A Review of Passive RFID Tag Antenna-Based Sensors and Systems for Structural Health Monitoring Applications
In recent few years, the antenna and sensor communities have witnessed a considerable integration of radio frequency identification (RFID) tag antennas and sensors because of the impetus provided by internet of things (IoT) and cyber-physical systems (CPS). Such types of sensor can find potential applications in structural health monitoring (SHM) because of their passive, wireless, simple, compact size, and multimodal nature, particular in large scale infrastructures during their lifecycle. The big data from these ubiquitous sensors are expected to generate a big impact for intelligent monitoring. A remarkable number of scientific papers demonstrate the possibility that objects can be remotely tracked and intelligently monitored for their physical/chemical/mechanical properties and environment conditions. Most of the work focuses on antenna design, and significant information has been generated to demon strate feasibilities. Further information is needed to gain deep understanding of the passive RFID antenna sensor systems in order to make them reliable and practical. Nevertheless, this information is scattered over much literature. This paper is to comprehensively summarize and clearly highlight the challenges and state-of-the-art methods of passive RFID antenna sensors and systems in terms of sensing and communication from system point of view. Future trends are also discussed. The future research and development in UK are suggested as well.
Structural health monitoring (SHM), Radio frequency identification (RFID), Passive sensors, Antenna, Strain, Crack, Corrosion
Tian, GY; Zhang, J; Marindra, A
Tian, GY; Zhang, J; Marindra, A (2017): A Review of Passive RFID Tag Antenna-Based Sensors and Systems for Structural Health Monitoring Applications. Newcastle University. http://dx.doi.org/10.17634/111827-3

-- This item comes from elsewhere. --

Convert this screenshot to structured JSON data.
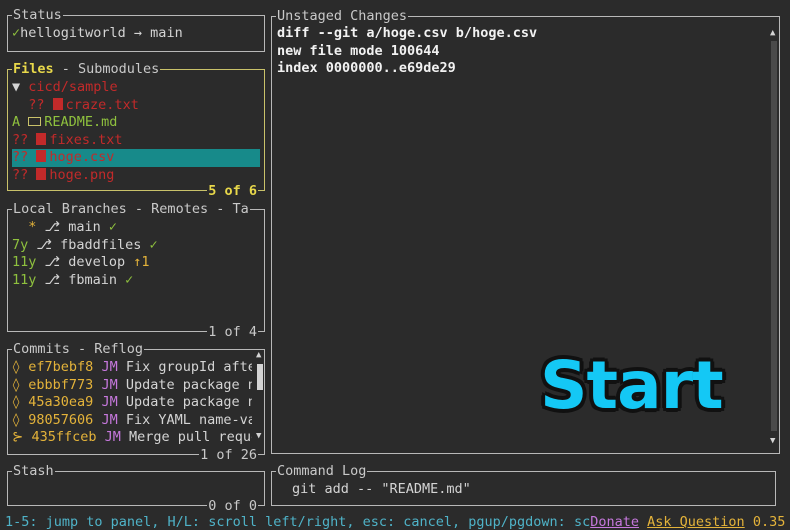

Data supporting this publication is openly available under an 'Open Data Commons Open Database License'. Additional metadata are available at: http://dx.doi.org/10.17634/111827-3. Please contact Newcastle Research Data Service at firstname.lastname@example.org for access instructions.